◆ Exercise ◆
When you reach the line containing "Serialize everything readable", repeat that line and each one after it exactly until the records end, leaving out pictures.

(Element data from apps and pages)
==================================================

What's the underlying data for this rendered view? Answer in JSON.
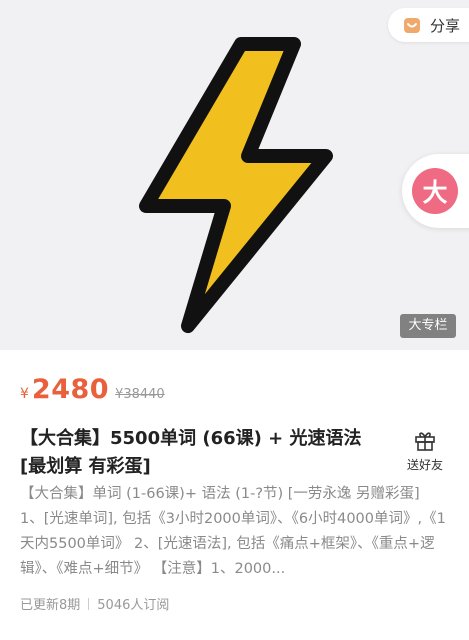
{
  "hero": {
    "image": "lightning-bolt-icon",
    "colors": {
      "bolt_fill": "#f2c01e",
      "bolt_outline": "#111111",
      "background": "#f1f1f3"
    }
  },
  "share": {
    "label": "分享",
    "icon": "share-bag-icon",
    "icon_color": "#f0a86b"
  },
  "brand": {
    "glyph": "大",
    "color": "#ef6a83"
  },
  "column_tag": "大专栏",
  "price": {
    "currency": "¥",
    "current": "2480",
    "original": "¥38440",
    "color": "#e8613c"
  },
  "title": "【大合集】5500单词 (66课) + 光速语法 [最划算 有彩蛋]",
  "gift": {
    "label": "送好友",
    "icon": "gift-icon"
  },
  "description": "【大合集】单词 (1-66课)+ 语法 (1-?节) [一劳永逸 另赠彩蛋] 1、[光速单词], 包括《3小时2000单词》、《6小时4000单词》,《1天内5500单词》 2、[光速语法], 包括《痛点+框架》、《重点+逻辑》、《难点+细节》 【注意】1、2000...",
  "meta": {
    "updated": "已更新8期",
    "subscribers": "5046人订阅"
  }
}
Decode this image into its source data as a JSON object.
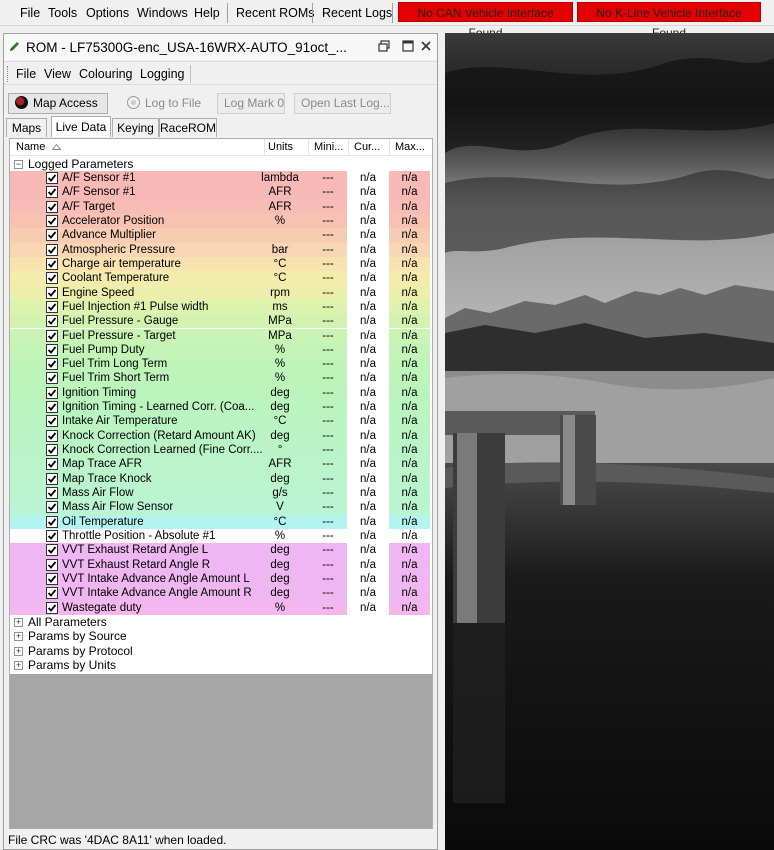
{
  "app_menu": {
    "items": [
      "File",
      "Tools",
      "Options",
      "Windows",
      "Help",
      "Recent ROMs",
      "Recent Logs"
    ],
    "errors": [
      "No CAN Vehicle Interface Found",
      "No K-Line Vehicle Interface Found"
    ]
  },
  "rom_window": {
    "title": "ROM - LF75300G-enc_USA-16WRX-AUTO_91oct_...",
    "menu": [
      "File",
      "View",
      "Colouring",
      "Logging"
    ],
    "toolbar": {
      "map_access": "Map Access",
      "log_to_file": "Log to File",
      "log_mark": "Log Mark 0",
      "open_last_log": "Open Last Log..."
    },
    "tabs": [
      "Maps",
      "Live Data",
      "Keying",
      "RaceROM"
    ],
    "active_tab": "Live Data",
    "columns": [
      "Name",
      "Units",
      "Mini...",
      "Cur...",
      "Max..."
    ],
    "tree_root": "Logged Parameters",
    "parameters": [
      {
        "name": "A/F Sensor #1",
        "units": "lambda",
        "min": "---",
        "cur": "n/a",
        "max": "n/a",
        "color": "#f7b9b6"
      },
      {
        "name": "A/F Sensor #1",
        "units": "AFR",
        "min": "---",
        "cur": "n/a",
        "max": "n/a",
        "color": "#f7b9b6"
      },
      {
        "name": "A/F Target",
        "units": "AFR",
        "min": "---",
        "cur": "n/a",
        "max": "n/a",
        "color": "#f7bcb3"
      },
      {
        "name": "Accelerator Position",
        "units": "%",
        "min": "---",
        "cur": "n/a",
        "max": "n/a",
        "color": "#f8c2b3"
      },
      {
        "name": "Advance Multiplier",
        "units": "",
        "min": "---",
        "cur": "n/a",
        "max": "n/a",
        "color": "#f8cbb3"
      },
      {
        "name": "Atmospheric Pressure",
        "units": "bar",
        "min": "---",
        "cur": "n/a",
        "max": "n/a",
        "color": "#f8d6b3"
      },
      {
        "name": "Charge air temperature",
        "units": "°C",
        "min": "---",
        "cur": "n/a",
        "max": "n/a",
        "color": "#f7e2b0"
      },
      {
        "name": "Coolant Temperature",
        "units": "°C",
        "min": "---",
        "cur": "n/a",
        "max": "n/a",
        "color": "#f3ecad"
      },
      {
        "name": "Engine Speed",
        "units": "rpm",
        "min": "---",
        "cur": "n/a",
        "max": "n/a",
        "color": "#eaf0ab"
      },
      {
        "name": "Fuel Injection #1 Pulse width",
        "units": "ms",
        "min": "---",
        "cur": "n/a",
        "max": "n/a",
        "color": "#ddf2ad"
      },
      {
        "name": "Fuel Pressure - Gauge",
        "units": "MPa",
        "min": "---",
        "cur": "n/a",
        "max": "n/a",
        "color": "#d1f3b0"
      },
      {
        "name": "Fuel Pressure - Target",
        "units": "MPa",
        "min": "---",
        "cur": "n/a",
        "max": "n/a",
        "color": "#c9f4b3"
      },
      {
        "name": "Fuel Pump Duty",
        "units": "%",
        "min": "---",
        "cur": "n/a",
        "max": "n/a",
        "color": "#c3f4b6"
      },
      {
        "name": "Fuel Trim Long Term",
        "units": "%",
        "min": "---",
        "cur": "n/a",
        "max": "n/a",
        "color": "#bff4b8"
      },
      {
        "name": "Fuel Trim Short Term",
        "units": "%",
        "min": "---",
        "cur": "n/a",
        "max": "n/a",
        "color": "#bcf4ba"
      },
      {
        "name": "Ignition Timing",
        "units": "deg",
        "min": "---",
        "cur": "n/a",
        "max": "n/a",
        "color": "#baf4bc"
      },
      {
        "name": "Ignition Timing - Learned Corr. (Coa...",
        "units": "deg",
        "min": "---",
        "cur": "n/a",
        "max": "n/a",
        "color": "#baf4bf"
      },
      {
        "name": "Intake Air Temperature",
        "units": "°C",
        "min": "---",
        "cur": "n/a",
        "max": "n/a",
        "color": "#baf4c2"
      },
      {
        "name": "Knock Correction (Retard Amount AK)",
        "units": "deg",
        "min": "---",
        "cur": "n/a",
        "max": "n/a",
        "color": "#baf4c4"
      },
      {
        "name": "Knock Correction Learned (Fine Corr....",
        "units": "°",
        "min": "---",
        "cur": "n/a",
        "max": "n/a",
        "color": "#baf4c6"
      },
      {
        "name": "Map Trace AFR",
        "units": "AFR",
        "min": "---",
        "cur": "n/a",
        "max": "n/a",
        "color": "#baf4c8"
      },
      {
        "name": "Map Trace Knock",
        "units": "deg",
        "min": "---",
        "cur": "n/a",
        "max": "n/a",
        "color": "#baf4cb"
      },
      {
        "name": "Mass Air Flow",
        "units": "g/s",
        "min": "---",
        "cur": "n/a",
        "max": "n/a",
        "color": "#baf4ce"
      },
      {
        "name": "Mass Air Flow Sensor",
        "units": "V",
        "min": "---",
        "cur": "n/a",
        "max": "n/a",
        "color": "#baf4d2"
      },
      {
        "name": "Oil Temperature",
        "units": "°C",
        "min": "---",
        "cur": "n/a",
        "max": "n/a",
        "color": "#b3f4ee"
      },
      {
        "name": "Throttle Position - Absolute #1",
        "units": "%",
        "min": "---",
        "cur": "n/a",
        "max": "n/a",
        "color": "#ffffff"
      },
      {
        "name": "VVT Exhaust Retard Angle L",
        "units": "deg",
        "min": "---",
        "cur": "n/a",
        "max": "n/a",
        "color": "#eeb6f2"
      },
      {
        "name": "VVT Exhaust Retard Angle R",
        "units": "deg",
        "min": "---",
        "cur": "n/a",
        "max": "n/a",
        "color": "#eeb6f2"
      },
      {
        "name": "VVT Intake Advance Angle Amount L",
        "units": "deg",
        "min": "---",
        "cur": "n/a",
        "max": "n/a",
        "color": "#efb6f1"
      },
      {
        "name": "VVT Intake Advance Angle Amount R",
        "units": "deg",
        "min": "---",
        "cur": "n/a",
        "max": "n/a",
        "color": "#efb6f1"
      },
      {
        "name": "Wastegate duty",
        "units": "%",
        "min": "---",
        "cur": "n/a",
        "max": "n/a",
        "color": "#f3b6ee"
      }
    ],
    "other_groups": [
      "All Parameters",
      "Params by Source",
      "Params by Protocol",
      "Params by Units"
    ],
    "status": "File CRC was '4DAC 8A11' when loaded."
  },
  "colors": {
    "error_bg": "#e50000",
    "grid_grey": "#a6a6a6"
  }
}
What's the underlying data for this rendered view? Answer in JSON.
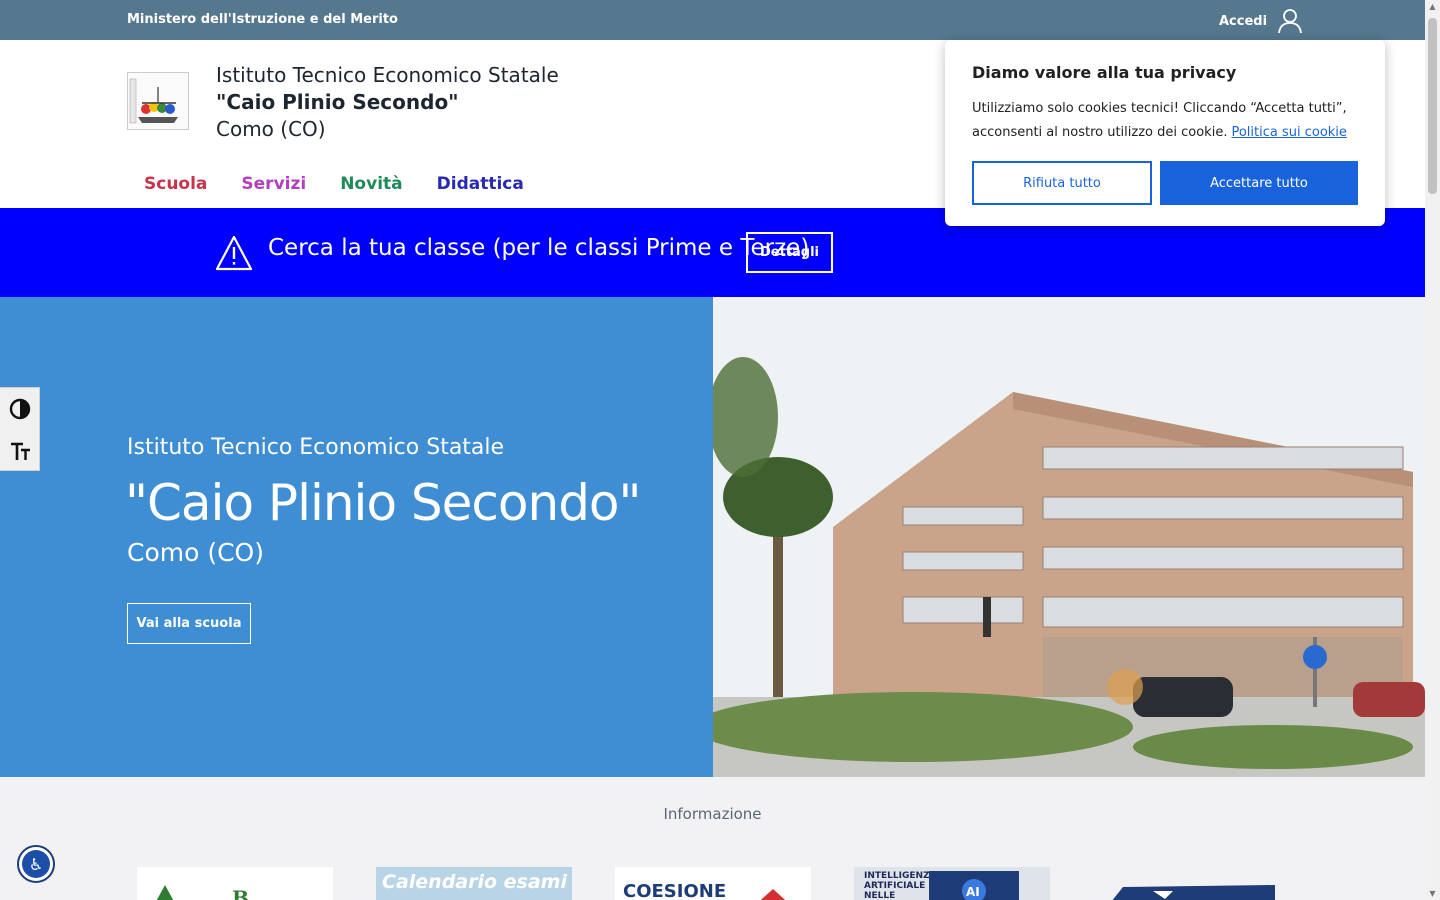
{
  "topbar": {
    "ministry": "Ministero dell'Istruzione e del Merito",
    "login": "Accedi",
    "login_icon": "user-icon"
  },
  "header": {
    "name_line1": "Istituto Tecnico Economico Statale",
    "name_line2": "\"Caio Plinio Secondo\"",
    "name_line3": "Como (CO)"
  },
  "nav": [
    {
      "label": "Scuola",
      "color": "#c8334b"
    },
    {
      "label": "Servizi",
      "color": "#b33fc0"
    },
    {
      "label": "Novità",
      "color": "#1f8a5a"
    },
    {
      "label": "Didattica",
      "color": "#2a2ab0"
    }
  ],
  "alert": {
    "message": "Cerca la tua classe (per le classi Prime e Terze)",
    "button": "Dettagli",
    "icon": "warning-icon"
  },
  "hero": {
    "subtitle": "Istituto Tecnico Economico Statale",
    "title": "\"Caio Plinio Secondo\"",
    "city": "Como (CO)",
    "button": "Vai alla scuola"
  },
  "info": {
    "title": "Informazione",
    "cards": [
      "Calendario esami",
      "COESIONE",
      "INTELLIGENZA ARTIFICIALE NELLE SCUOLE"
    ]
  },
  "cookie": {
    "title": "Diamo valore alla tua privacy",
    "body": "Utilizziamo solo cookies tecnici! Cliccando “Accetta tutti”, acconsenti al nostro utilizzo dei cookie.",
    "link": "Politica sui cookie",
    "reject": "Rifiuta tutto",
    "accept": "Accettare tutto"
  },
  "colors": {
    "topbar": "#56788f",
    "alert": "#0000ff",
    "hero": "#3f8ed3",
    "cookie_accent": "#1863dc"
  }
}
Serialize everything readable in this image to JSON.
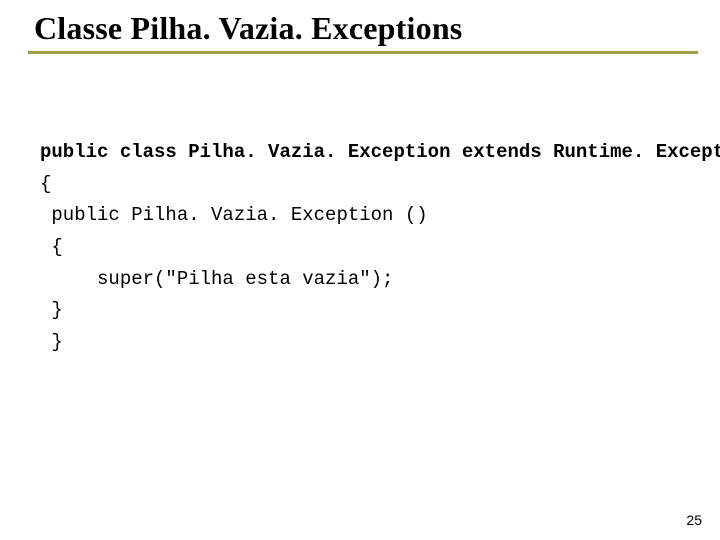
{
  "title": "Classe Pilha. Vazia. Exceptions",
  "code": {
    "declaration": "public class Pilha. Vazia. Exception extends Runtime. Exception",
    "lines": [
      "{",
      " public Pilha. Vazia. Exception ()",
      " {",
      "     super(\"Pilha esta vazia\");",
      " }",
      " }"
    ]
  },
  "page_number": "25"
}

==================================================

◆ Finished exercise ◆
Serialize everything readable in this image to JSON.
{
  "title": "Classe Pilha. Vazia. Exceptions",
  "code": {
    "declaration": "public class Pilha. Vazia. Exception extends Runtime. Exception",
    "lines": [
      "{",
      " public Pilha. Vazia. Exception ()",
      " {",
      "     super(\"Pilha esta vazia\");",
      " }",
      " }"
    ]
  },
  "page_number": "25"
}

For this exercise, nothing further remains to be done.